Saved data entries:
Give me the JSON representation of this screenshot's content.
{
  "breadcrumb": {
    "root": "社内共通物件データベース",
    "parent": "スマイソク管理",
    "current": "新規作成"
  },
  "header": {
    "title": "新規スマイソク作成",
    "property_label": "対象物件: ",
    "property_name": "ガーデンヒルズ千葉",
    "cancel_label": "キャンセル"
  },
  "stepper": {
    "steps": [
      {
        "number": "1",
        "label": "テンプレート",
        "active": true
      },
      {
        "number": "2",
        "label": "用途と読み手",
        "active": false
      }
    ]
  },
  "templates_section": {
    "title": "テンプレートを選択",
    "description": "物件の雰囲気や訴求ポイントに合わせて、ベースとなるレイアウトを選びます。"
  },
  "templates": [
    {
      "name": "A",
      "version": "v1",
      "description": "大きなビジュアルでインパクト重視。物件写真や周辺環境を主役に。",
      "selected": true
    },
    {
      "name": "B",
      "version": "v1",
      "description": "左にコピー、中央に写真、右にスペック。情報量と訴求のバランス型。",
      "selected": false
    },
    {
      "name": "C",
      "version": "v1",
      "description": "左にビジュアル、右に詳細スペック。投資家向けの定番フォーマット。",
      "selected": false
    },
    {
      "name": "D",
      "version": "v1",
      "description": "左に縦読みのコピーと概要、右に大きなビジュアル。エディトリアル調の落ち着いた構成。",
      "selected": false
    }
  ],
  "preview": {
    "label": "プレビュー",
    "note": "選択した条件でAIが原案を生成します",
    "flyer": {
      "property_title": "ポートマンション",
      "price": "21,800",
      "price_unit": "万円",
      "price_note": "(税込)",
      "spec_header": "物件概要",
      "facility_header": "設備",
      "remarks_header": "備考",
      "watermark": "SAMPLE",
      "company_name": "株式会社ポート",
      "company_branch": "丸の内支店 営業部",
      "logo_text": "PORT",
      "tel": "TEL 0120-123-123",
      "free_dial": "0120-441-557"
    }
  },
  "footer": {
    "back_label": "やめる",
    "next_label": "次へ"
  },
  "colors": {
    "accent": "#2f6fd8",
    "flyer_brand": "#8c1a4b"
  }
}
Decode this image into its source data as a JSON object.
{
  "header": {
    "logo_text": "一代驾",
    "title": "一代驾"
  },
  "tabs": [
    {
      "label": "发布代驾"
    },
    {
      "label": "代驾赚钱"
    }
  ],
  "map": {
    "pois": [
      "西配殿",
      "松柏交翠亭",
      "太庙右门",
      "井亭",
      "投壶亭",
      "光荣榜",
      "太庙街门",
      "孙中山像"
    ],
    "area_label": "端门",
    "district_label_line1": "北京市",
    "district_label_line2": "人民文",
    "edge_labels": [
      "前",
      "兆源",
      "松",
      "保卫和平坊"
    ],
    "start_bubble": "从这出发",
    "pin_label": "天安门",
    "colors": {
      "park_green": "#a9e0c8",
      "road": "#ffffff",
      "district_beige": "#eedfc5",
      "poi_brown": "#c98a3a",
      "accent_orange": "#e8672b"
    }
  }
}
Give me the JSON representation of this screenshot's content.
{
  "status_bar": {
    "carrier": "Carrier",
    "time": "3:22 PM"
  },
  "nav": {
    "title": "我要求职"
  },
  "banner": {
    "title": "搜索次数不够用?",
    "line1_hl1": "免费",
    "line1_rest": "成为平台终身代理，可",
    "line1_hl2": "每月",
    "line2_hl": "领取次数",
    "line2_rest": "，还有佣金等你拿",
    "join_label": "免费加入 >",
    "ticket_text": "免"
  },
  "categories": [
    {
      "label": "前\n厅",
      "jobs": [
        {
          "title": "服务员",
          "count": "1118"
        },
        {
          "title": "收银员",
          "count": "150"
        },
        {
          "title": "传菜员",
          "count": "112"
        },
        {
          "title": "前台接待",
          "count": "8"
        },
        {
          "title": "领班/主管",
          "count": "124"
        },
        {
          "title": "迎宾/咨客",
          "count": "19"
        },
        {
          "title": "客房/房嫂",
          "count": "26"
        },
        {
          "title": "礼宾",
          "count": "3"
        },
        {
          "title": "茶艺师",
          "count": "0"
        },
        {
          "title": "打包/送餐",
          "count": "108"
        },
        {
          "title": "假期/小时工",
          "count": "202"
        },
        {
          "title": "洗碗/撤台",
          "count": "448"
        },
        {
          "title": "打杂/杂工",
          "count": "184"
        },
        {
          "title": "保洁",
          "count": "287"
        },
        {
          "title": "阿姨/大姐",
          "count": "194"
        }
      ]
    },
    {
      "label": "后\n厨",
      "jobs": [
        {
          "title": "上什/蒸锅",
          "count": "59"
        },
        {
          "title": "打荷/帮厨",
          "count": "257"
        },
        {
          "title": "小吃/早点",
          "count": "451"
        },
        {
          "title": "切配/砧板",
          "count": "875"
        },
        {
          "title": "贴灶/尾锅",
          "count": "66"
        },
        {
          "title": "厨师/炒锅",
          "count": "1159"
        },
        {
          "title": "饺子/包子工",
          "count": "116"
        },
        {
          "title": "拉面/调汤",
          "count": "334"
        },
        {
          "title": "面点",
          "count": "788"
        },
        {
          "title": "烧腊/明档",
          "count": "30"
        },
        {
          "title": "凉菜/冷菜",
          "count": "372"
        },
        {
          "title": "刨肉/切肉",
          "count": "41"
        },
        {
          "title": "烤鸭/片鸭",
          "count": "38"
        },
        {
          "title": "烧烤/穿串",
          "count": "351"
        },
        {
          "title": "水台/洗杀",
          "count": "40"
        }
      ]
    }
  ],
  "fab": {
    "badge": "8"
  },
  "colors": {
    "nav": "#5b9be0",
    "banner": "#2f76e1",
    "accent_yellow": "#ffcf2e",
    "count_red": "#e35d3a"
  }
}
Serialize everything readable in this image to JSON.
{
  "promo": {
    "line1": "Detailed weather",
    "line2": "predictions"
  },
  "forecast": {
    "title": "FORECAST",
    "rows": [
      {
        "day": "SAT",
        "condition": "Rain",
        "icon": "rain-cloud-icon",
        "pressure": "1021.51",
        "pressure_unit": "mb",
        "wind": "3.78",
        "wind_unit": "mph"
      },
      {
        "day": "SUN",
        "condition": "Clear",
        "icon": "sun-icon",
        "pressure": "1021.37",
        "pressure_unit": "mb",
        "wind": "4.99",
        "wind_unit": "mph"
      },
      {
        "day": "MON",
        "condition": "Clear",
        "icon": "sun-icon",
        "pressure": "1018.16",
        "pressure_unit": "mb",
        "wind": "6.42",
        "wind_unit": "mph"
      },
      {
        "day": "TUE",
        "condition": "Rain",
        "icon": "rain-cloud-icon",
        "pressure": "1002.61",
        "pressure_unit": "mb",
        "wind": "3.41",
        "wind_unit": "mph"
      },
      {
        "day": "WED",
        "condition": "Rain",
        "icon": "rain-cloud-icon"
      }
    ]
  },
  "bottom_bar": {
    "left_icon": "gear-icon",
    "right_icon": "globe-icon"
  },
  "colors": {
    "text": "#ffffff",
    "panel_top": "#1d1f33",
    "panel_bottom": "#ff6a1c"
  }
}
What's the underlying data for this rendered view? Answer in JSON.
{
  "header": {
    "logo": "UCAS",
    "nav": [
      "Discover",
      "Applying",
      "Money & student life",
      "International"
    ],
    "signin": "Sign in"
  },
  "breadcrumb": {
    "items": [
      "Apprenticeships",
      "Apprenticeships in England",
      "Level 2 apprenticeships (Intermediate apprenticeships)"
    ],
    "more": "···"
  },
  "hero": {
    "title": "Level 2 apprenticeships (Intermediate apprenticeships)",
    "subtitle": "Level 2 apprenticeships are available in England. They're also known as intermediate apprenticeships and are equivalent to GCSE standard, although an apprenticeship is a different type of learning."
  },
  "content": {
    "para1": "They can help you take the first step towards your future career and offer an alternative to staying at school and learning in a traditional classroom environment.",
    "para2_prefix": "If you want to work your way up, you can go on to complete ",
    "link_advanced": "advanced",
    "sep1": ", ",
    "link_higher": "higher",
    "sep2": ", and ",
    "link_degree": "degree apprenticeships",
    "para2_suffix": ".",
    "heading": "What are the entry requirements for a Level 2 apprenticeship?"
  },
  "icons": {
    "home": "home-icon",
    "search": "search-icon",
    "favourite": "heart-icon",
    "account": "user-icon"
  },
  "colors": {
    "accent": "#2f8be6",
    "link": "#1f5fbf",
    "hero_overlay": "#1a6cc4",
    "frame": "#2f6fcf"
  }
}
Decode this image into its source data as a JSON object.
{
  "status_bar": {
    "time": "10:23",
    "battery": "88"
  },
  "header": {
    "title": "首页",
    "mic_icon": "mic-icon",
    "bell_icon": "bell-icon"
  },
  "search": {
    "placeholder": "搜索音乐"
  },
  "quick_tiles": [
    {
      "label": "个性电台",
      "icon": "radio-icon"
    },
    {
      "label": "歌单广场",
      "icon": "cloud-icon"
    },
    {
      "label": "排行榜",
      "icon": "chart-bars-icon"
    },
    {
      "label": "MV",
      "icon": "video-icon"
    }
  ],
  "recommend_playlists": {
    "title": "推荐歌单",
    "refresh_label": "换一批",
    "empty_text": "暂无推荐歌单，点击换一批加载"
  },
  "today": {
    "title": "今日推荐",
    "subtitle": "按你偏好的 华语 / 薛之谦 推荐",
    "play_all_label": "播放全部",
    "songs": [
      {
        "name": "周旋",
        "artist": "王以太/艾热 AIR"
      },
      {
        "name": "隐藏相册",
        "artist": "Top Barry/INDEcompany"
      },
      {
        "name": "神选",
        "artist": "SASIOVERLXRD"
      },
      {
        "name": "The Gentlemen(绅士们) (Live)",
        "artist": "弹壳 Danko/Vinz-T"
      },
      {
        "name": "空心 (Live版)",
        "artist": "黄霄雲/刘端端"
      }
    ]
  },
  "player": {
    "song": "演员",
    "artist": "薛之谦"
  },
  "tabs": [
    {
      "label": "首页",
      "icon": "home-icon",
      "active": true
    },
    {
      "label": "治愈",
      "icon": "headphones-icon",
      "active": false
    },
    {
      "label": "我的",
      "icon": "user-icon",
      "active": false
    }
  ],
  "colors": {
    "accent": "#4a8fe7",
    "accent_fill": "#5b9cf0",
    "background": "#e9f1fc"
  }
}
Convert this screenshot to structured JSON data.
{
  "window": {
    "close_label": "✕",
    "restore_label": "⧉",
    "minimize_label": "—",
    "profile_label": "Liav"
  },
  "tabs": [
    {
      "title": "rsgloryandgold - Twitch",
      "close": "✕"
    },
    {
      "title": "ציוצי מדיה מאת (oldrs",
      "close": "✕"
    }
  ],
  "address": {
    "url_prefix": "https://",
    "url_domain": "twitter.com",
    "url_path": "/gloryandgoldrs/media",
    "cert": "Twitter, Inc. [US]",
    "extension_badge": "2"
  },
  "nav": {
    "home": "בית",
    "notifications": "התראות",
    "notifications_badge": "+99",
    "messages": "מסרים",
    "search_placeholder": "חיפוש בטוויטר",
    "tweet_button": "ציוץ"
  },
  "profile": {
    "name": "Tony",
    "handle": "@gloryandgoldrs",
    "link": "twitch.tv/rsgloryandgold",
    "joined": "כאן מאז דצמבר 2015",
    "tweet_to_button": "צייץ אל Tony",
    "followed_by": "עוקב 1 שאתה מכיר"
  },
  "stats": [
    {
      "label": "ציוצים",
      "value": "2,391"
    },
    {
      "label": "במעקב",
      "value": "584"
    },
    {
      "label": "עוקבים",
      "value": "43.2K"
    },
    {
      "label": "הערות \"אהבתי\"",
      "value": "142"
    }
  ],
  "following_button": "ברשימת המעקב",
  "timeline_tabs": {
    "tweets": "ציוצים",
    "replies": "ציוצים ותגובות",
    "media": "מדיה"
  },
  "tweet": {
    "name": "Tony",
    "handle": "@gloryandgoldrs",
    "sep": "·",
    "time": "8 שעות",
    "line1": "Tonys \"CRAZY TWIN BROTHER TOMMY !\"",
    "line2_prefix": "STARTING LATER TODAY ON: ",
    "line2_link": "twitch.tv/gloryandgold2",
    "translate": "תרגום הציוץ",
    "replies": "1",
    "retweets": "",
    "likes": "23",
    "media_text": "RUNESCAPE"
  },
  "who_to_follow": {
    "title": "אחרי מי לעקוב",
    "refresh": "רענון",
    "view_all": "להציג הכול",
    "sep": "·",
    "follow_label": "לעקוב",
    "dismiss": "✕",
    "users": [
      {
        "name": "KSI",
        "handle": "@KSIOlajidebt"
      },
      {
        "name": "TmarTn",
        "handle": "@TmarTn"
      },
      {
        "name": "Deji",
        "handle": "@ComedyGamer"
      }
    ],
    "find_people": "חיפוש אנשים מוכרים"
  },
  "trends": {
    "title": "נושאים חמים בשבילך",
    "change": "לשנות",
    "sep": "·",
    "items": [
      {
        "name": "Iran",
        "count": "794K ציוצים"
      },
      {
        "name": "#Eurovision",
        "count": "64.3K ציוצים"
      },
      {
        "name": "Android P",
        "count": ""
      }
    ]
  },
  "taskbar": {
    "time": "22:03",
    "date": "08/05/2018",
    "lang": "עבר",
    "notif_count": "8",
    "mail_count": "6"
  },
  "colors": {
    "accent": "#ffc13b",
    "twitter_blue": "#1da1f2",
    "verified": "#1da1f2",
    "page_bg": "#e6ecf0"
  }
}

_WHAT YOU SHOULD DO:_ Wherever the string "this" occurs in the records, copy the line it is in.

_WRITTEN RESPONSE:_
Give me the JSON representation of this screenshot's content.
Decode this image into its source data as a JSON object.
Give me the JSON representation of this screenshot's content.
Serialize everything readable in this image to JSON.
What's the underlying data for this rendered view? Answer in JSON.
Decode this image into its source data as a JSON object.
Convert this screenshot to structured JSON data.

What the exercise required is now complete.